|Leslie Morgan Steiner is the editor of the best-selling anthology Mommy Wars and the brand new memoir Crazy Love. Steiner is a frequent guest on the Today Show, MSNBC, and regularly contributes to The New York Times, Newsweek and Vanity Fair. She lives with her husband and 3 kids in Washington, DC. In this column, she will offer her Two Cents on issues relating to modern motherhood.|
It is a simple idea: that women in leadership positions will result in more just treatment of women everywhere. Many problems facing women in our society stem, at least in part, from the fact that for centuries the people who have run our governments, our armed forces, our companies, our world, have been men - many who are unaware of, or insensitive to, women’s needs.
Next week is my kids’ first taste of summer vacation.
Like moms everywhere, I dream of lazy, fun-filled summers with my kids. Packed with adventures they will treasure for the rest of their lives. Sprinkled with the smell of fresh cut grass and ocean breezes, featuring lots of sunshine without any sunburn.
She looked beautiful in a simple crimson dress with a flattering V neckline.
She sang a few lines from one of her favorite hymns.
She made mistakes as she spoke, and then told us that failure is life trying to nudge you in a different direction.
Call it Volunteer Vampires - a dilemma many of us struggle with (and feel guilty about struggling with). In simple terms, how much to volunteer at our children’s schools?
In “Sharks and Jets,” one of the stay-at-home mom essays in my anthology Mommy Wars, Washington, DC mom Page Evans reveals the angst underneath the yes-woman she presents to everyone who asks her to volunteer for anything:
YES! Yes. Yes. YES! Yes. And yes.
Do I look the same?
Does the cafeteria still exude that overcooked broccoli stink?
Will my first boyfriend be there with his wife?
How strange will it feel to walk those fluorescent hallways again, older, wiser, far stronger now?
On Mother’s Day, one of my closest friends from summer camp left me a voicemail message.

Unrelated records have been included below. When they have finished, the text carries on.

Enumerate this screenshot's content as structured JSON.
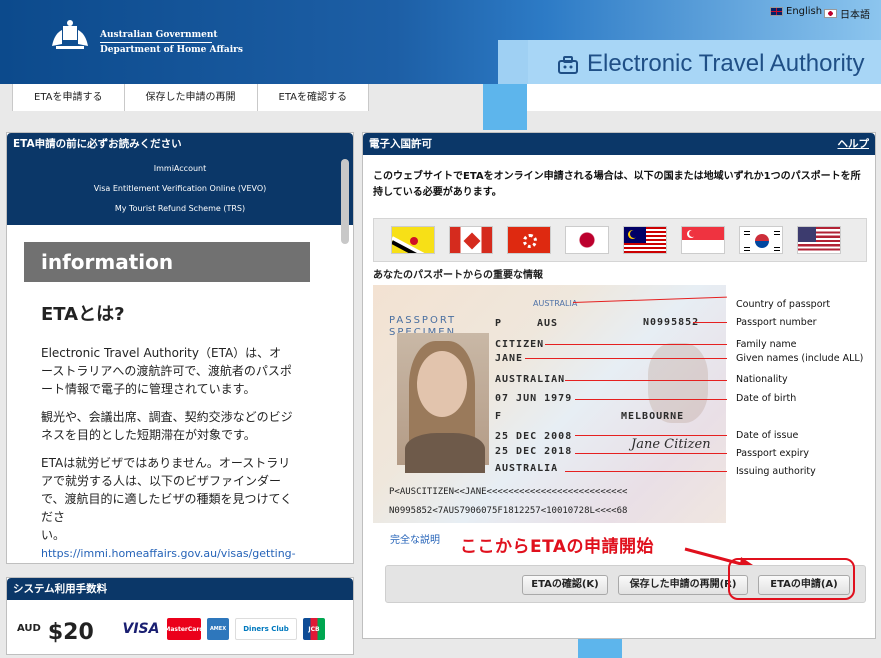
{
  "header": {
    "gov_line1": "Australian Government",
    "gov_line2": "Department of Home Affairs",
    "lang_english": "English",
    "lang_japanese": "日本語",
    "title": "Electronic Travel Authority"
  },
  "nav": {
    "items": [
      "ETAを申請する",
      "保存した申請の再開",
      "ETAを確認する"
    ]
  },
  "left_panel": {
    "title": "ETA申請の前に必ずお読みください",
    "links": [
      "ImmiAccount",
      "Visa Entitlement Verification Online (VEVO)",
      "My Tourist Refund Scheme (TRS)"
    ],
    "info_heading": "information",
    "eta_heading": "ETAとは?",
    "p1": "Electronic Travel Authority（ETA）は、オーストラリアへの渡航許可で、渡航者のパスポート情報で電子的に管理されています。",
    "p2": "観光や、会議出席、調査、契約交渉などのビジネスを目的とした短期滞在が対象です。",
    "p3": "ETAは就労ビザではありません。オーストラリアで就労する人は、以下のビザファインダーで、渡航目的に適したビザの種類を見つけてくださ",
    "p3_tail": "い。",
    "link_url": "https://immi.homeaffairs.gov.au/visas/getting-a-visa/visa-finder"
  },
  "fee": {
    "title": "システム利用手数料",
    "currency": "AUD",
    "amount": "$20",
    "cards": [
      "VISA",
      "MasterCard",
      "AMEX",
      "Diners Club",
      "JCB"
    ]
  },
  "right_panel": {
    "title": "電子入国許可",
    "help": "ヘルプ",
    "intro": "このウェブサイトでETAをオンライン申請される場合は、以下の国または地域いずれか1つのパスポートを所持している必要があります。",
    "flags": [
      "brunei",
      "canada",
      "hong-kong",
      "japan",
      "malaysia",
      "singapore",
      "south-korea",
      "usa"
    ],
    "passport_caption": "あなたのパスポートからの重要な情報",
    "passport": {
      "specimen": "PASSPORT SPECIMEN",
      "type": "P",
      "code": "AUS",
      "country": "AUSTRALIA",
      "doc_no": "N0995852",
      "surname": "CITIZEN",
      "given": "JANE",
      "nationality": "AUSTRALIAN",
      "dob": "07 JUN 1979",
      "sex": "F",
      "place": "MELBOURNE",
      "issue": "25 DEC 2008",
      "expiry": "25 DEC 2018",
      "authority": "AUSTRALIA",
      "signature": "Jane Citizen",
      "mrz1": "P<AUSCITIZEN<<JANE<<<<<<<<<<<<<<<<<<<<<<<<<<",
      "mrz2": "N0995852<7AUS7906075F1812257<10010728L<<<<68"
    },
    "labels": [
      "Country of passport",
      "Passport number",
      "Family name",
      "Given names (include ALL)",
      "Nationality",
      "Date of birth",
      "Date of issue",
      "Passport expiry",
      "Issuing authority"
    ],
    "full_explain": "完全な説明",
    "callout": "ここからETAの申請開始",
    "buttons": {
      "check": "ETAの確認(K)",
      "resume": "保存した申請の再開(R)",
      "apply": "ETAの申請(A)"
    }
  },
  "colors": {
    "navy": "#0b3768",
    "band": "#5db5ec",
    "callout_red": "#e0101d",
    "link_blue": "#2563b8"
  }
}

This woman has witnessed my ugliest, most vulnerable, childish stages over a 30 year stretch and therefore can share her own hellish moments with me with impunity.

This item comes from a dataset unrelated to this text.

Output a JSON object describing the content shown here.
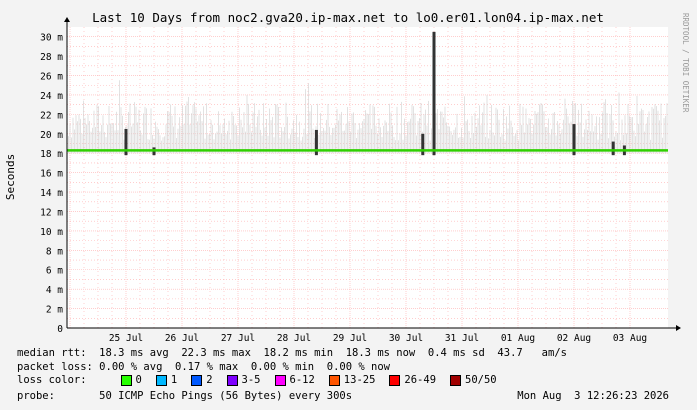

We are roughly the same age, but her two kids are a full decade younger. In short, she’s a new mom, figuring parenthood out as it unfolds.
Here's the message:
For your own sake maybe you shouldn’t listen to this message. more
Every parenting self-help primer seems to stress how important the ages 0 to 5 are for children’s development.
Now that I’m parenting teenagers, I wonder. There is no denying that the years 12 to 17 are even more formative. Of course, in different ways. But my kids are going to remember this time period far better than 0 to 5 (of which they have only a few fuzzy memories).
To my surprise, I’m finding that “screen time” -- that evil scourge that warps kids’ brains - is actually my ally here. more
Just thinking about all the childcare arrangements I’ve made for my three kids over the years makes me break out in an icy sweat even today. The list reads like a daycare c.v. of modern American motherhood, no less important to my career than a resume.
Ok, moms. We’ve had our go at parenthood. We’ve moved the finish line forward on reading before private school pre-k applications are due and potty training before age two.
Plus we’ve stressed the importance of bringing only handmade patisserie quality cupcakes to school bake sales.
Now it’s time to let dads take over.